UK will charge Non-EU Patients,Including Indians


London:  The UK government is preparing to introduce charges for non-EU nationals, including from countries like India, accessing doctor’s services in the country.

It had been announced earlier this year that the government planned to charge for Accidents and Emergency (A&E) and ambulance care, but this has now been extended to some general practitioner (GP) services too.

“We want to make sure that everyone makes a fair contribution to services, by extending charging to make sure visitors pay for the care they receive,” UK Health Secretary Jeremy Hunt said.

“This government was the first to introduce tough measures to clamp down on migrants accessing the NHS and these changes will recover up to 500 million pounds per year to put back into frontline patient care,” he said.

Under the proposals, refugees and asylum seekers would be exempt from charges, and no-one would be denied emergency care at the point of need, the government said.

From April this year, non-European Union citizens settling in the UK for longer than six months are required to pay a “health surcharge” as part of their visa application -which, according to the UK Department of Health, has already produced 100 million pounds in savings.

The new proposed changes, expected to be enforced at the end of the consultation period in March 2016, would also see such patients charged for GP services such as blood tests, lung function tests, prescriptions, dental treatment and physiotherapy.

They would also have to pay for care received by paramedics, ambulance transport costs, and A&E services such as X-rays, setting broken bones, treating wounds, draining fluids and, when needed, intensive care.

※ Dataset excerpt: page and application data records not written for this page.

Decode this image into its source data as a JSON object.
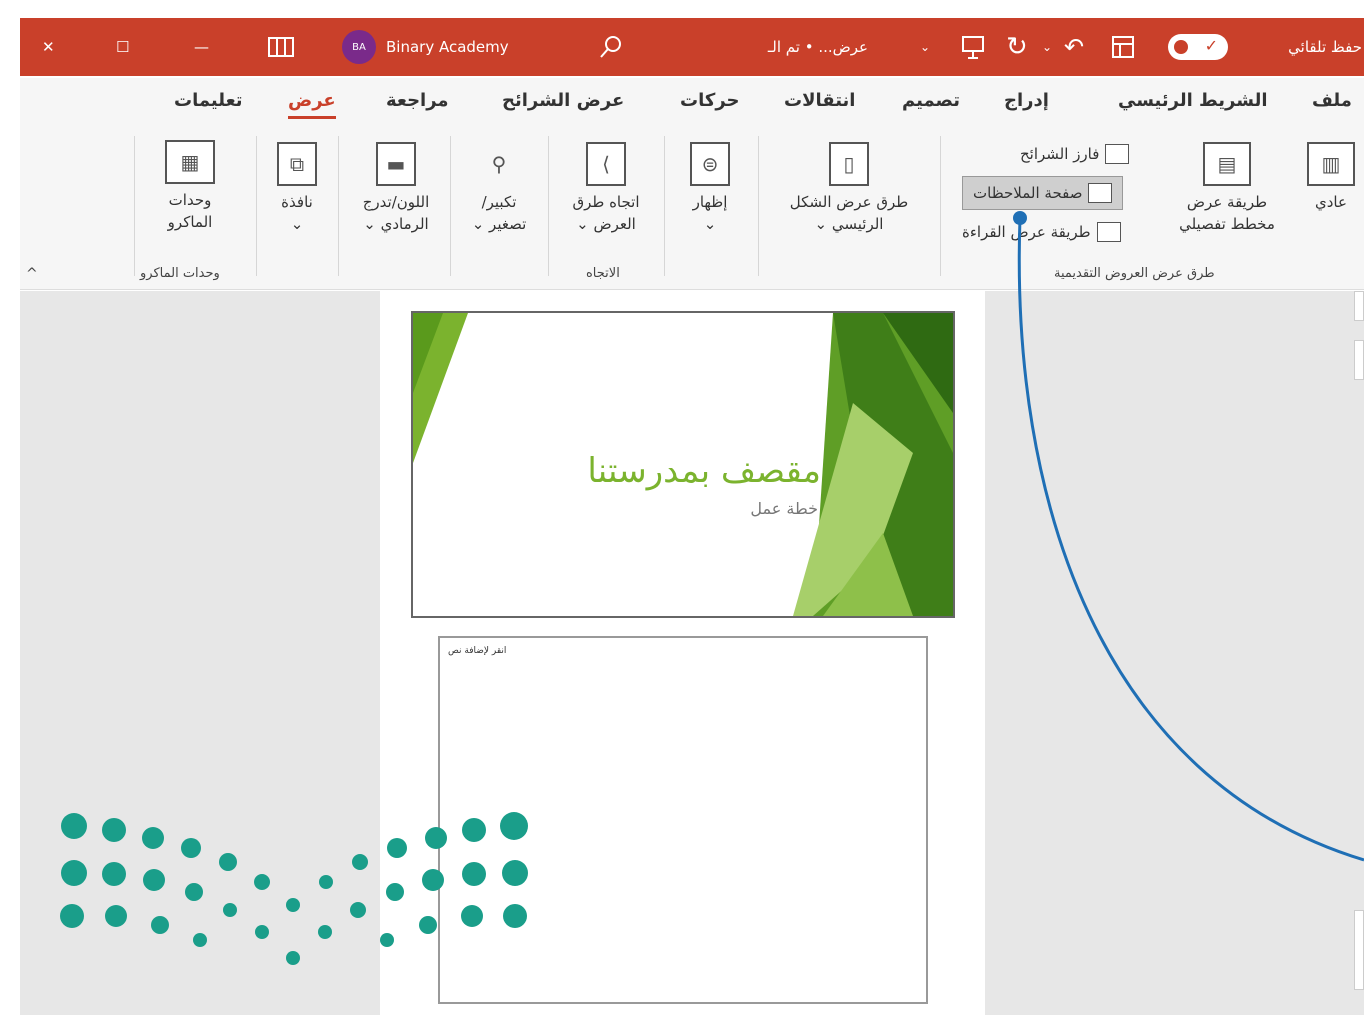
{
  "titlebar": {
    "close": "✕",
    "restore": "☐",
    "minimize": "—",
    "user_initials": "BA",
    "user_name": "Binary Academy",
    "doc_title": "عرض... • تم الـ",
    "autosave_label": "حفظ تلقائي",
    "autosave_on": true,
    "icons": [
      "close-icon",
      "restore-icon",
      "minimize-icon",
      "ribbon-display-icon",
      "search-icon",
      "present-icon",
      "undo-icon",
      "redo-icon",
      "customize-icon"
    ]
  },
  "tabs": [
    {
      "label": "ملف",
      "active": false
    },
    {
      "label": "الشريط الرئيسي",
      "active": false
    },
    {
      "label": "إدراج",
      "active": false
    },
    {
      "label": "تصميم",
      "active": false
    },
    {
      "label": "انتقالات",
      "active": false
    },
    {
      "label": "حركات",
      "active": false
    },
    {
      "label": "عرض الشرائح",
      "active": false
    },
    {
      "label": "مراجعة",
      "active": false
    },
    {
      "label": "عرض",
      "active": true
    },
    {
      "label": "تعليمات",
      "active": false
    }
  ],
  "ribbon": {
    "normal": "عادي",
    "outline_view_1": "طريقة عرض",
    "outline_view_2": "مخطط تفصيلي",
    "slide_sorter": "فارز الشرائح",
    "notes_page": "صفحة الملاحظات",
    "reading_view": "طريقة عرض القراءة",
    "group_presentation_views": "طرق عرض العروض التقديمية",
    "master_views_1": "طرق عرض الشكل",
    "master_views_2": "الرئيسي",
    "show": "إظهار",
    "orientation_1": "اتجاه طرق",
    "orientation_2": "العرض",
    "group_orientation": "الاتجاه",
    "zoom_1": "تكبير/",
    "zoom_2": "تصغير",
    "color_1": "اللون/تدرج",
    "color_2": "الرمادي",
    "window": "نافذة",
    "macros_1": "وحدات",
    "macros_2": "الماكرو",
    "group_macros": "وحدات الماكرو"
  },
  "slide": {
    "title": "مقصف بمدرستنا",
    "subtitle": "خطة عمل",
    "accent_color": "#7bb32e"
  },
  "notes_page": {
    "header_text": "انقر لإضافة نص"
  },
  "colors": {
    "titlebar": "#c9402a",
    "annotation_line": "#1f6fb5",
    "logo_teal": "#1a9e8a"
  }
}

The British Medical Association (BMA) has previously said doctors are meant to treat patients and “not to act as border guards”.

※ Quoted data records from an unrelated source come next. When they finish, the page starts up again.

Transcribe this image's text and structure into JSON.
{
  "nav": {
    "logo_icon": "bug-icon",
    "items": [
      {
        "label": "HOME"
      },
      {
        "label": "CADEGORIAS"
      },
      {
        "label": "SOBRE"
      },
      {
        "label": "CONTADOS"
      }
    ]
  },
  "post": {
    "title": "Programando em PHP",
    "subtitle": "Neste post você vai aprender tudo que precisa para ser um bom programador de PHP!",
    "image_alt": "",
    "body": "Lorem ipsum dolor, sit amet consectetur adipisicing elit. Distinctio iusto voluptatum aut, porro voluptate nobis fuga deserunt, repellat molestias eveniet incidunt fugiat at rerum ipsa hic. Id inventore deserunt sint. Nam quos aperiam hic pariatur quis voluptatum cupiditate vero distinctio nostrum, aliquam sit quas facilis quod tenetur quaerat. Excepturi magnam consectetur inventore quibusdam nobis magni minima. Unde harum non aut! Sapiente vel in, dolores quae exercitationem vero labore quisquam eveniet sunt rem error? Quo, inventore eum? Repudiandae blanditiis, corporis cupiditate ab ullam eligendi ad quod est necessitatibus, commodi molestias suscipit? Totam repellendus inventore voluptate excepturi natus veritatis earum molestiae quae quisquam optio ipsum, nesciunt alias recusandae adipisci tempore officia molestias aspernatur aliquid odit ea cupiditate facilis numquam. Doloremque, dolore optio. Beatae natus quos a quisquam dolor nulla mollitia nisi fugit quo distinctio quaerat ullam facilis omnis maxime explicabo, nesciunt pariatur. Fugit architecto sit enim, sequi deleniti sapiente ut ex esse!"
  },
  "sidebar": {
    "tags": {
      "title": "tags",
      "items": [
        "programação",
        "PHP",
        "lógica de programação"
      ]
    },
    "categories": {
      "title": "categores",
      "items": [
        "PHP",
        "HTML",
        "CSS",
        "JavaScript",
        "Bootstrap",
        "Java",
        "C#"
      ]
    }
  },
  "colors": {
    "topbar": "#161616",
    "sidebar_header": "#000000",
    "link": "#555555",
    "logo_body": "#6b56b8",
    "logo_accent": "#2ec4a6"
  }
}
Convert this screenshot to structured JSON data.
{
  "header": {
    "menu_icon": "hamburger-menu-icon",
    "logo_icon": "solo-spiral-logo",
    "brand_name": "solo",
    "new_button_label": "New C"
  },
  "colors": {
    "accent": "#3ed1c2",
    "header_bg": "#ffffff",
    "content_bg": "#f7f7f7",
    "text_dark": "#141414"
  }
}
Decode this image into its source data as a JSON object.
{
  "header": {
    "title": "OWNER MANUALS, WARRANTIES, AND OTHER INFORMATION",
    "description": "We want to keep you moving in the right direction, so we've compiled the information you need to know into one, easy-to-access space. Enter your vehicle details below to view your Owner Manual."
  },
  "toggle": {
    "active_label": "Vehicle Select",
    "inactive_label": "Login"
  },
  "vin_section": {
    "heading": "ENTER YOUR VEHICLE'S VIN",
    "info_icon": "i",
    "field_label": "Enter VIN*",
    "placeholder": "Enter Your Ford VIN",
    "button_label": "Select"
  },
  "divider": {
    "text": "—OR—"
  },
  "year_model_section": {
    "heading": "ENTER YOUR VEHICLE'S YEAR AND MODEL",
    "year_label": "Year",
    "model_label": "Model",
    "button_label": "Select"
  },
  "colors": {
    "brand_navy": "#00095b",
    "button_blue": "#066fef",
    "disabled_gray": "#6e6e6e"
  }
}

“A doctor’s duty is to treat the patient in front of them, not to act as border guards. Any plans to charge migrants and short-term visitors need to be practical, economic and efficient,” a BMA spokesperson said.

Visitors from EU countries must present a European Health Insurance Card (EHIC) when using the NHS, so that the cost of their healthcare can be recouped from their government.